Believe it or not, it didn’t used to be that way.
I must’ve been all of eight or nine when I got on that first airplane. See, back then, traveling was a big deal for my parents. Since we weren’t what you’d call the “vacationing types", my dad’s idea of a summer vacation usually consisted of a few trips to his local watering hole with me in tow and just enough change in his pocket to keep me occupied playing one of the old fashioned bowling machines. I guess he figured it made his life easier to keep me occupied by doing that than it was for me to actually climb on his lap and bullshit with the other patrons.
C'est La Vie.
Anyway, those bowling machines, they were the ones that you had to keep the "lanes" supplied with a generous coating of sawdust just to keep the puck from sticking or so that it would come back to you after you made your toss. Even then, one of the corner pins seemed to be habitually busted so that picking up that fuckin’ inevitable seven ten split was damn near impossible. One of the “pins” always seemed to be dangling there like a broken arm or like some dead limb hanging off a tree. The bells that were supposed announce your spares and strikes had long since seen better days and seemed to whisper rather than chime and the counter that kept your score always seemed to stick on the whims of the ghosts inside the guts of the machine.
As I later learned, like a lot of things in life, those minor irritations could be cured by something as simple as a swift kick in its ass.
Oops. Got a bit off topic there, sorry.
But all of that changed on a fateful day that year when my sister, who had recently re-located to Ohio invited us out for a visit.

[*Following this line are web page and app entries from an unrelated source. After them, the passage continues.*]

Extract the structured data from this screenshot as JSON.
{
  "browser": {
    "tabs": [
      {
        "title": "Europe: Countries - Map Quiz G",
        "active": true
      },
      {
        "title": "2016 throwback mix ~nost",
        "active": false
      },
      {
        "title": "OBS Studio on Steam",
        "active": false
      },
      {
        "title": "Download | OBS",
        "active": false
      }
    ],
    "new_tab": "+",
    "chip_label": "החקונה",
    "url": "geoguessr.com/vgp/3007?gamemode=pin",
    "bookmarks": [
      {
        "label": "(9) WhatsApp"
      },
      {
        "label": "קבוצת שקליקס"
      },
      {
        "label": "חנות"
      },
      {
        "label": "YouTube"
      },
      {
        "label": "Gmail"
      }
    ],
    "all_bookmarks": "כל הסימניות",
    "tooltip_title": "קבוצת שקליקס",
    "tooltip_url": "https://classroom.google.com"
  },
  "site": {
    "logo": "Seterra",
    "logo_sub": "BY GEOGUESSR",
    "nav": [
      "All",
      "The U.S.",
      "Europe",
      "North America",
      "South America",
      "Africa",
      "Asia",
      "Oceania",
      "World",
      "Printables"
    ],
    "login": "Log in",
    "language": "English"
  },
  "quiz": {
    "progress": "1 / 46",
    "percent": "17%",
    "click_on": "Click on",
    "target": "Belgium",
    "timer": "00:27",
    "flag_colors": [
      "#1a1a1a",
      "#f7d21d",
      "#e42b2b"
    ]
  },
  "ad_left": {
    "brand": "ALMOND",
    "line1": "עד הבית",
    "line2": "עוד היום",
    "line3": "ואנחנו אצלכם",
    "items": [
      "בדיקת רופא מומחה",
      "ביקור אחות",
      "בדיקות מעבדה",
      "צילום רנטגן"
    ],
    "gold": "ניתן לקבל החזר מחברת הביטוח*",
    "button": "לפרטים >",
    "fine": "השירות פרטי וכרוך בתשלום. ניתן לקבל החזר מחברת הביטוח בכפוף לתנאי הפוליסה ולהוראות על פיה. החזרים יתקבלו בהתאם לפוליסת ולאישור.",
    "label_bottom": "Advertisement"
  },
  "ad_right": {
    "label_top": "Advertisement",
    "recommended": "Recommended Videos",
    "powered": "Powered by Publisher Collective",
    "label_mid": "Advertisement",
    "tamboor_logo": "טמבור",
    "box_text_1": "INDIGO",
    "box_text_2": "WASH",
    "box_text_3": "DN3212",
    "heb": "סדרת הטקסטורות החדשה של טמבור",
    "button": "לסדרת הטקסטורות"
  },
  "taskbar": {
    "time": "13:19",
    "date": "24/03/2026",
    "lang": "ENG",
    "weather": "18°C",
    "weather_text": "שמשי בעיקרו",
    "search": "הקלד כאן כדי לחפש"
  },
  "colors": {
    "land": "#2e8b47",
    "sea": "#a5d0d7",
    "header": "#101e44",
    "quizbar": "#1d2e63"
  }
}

Since we were denizens of NYC and didn’t have the luxury of a car, my father booked us on a flight on (I’ll never forget this) American Airlines.
I remember how excited I was on the “big day”. Maybe traveling by air was different back then, more the exception than the norm it is today. I remember us all having to get dressed up our my Sunday best and going through a rigorous inspection that would’ve made my future Marine Corps Drill Instructors proud. There was no way my appearance was going to be any kind of source of embarrassment to my parents.
We called a car service and made our way to the airport. After checking in, I recall thinking to myself that the place was huge and the size of the planes themselves would make it impossible for them to get off the ground. I expressed my fear to my dad who gave me the old “Don’t worry son” pat on the head and since we had loads of time to kill, found his way to the nearest airport bar.
Back then, just as it is today, being delayed in an airport for any reason, sucks.
Deciding to make the best of a bad situation, my dad did one of the few things he was really, really good at. He imbibed.
After our flight was finally called and we got on the plane and were seated I’m thinking my dad smelled my initial fear of flight. He began making those sputtering noises using his tongue between his lips and using his hand to simulate an airplane taking off. Just when it reached its apex, he’d simulate it crashing back down to earth with full sound effects.
Some of the other passengers, probably those with some flight time under their belt, actually found his schtick funny but others, probably novices like yours truly, asked him to kindly stop. Always one to love a captive audience, he ignored them. These were long before the days when you could boot somebody off the place just for being an unruly passenger. He paid his money, he’d have his way.
One of the stewardesses (this was the days before they were “flight attendants”) saw the distress I was feeling and asked me and my folks if it was okay if I wanted to go up front for a few minutes. My little eight or nine year old brain wasted no time and I think the imploring look on my face put to rest any doubts or reservations that my parents might’ve had.
She (they were all “she’s" then) ushered me up to the cockpit where I met the captain and other members of the flight crew and was taken on a quick tour. I was given one of those complimentary sets of pilot wings that they kept on hand for just this type of circumstance. Then, I was seated up front in first class, given a complimentary deck of playing cards with the airline’s logo on it (yup, they actually had that kinda stuff on hand back then) and asked if I was hungry.
It’d been a long day already and I’m not exactly sure how I responded but once we got up in the air, all I know is that I was given food. Plenty of it.
I think my dad passed out midway through the flight but was awakened when the captain announced that we were stuck in a holding pattern because a plane had somehow gone “off the radar”. Never one to miss a good joke, I remember hearing him from the few rows that separated us saying at the top of his lungs:
“Jesus Christ, I hope it ain’t us!”
(Nervous laughter all around)
Too much time has passed between now and then for me to remember what the menu was or what I had and it probably tasted like shit anyway. For all I know, some of it is still making its way through my digestive system. That's not the point though.
What I do know is this, I wouldn’t have traded that meal in for all of the pizza, hot dogs or hamburgers in the world.
Fast forward to now.
I’ve traveled too much over the years to know that those types of acts of kindness probably don’t occur all that often. That these days, the entire airline industry is struggling and you’re lucky to get a bag of stale pretzels and/or peanuts with just enough lukewarm soda or water to wash it down. The service is almost bordering on rude and that at times you’re treated more as inconvenience than a paying passenger.
But still, after boarding hundreds if not thousands of planes during my life, I still get a bit of a smile and the warmth of a memory when I fly American Airlines.
I think that’s something all the airlines should keep in mind as they trek us around the globe.